* _Your assignment_
Work out how many lines of the material below contain the word "name", then write that number alone.

++++

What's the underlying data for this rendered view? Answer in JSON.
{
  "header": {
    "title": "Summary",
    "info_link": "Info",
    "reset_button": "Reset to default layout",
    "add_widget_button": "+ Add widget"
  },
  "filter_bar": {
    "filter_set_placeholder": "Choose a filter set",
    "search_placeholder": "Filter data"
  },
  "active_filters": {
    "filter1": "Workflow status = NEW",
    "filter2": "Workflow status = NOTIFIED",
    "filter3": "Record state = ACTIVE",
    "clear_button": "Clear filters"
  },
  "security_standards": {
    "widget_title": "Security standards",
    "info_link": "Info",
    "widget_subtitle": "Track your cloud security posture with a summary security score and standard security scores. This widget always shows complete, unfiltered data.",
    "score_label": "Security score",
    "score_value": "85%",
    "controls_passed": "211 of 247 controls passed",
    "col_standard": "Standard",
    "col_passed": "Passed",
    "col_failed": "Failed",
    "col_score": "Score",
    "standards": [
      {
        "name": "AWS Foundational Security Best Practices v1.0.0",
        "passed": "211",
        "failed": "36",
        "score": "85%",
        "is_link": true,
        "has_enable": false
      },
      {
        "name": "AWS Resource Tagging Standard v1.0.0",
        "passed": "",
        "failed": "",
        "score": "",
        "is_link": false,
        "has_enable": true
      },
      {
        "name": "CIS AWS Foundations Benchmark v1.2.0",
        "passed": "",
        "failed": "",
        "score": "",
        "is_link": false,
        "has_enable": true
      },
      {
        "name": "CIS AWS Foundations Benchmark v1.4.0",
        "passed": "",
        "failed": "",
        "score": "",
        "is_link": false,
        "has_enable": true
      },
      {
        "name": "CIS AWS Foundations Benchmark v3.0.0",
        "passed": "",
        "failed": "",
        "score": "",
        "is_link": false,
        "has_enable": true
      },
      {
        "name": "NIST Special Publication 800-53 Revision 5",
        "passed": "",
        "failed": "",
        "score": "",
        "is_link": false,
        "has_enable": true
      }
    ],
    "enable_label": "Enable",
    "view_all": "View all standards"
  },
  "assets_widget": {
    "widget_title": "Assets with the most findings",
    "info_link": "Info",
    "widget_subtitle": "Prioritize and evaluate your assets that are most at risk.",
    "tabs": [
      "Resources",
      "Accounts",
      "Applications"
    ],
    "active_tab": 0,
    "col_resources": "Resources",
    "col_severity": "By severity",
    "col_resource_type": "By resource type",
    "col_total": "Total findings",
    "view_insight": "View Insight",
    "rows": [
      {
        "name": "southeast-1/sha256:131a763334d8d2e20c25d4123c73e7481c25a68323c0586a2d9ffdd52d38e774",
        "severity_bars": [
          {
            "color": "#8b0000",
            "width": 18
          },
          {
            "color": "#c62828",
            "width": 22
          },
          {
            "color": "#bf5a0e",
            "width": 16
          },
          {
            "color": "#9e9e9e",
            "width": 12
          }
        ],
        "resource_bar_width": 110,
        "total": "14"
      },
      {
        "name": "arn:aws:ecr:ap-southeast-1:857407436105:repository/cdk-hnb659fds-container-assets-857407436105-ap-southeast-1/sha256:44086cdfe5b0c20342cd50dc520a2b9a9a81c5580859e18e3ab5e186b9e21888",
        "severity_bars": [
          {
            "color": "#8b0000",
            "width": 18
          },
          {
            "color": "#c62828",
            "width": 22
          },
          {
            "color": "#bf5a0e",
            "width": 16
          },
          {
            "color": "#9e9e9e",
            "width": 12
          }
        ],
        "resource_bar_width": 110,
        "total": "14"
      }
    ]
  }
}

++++

* _Exercise response_
8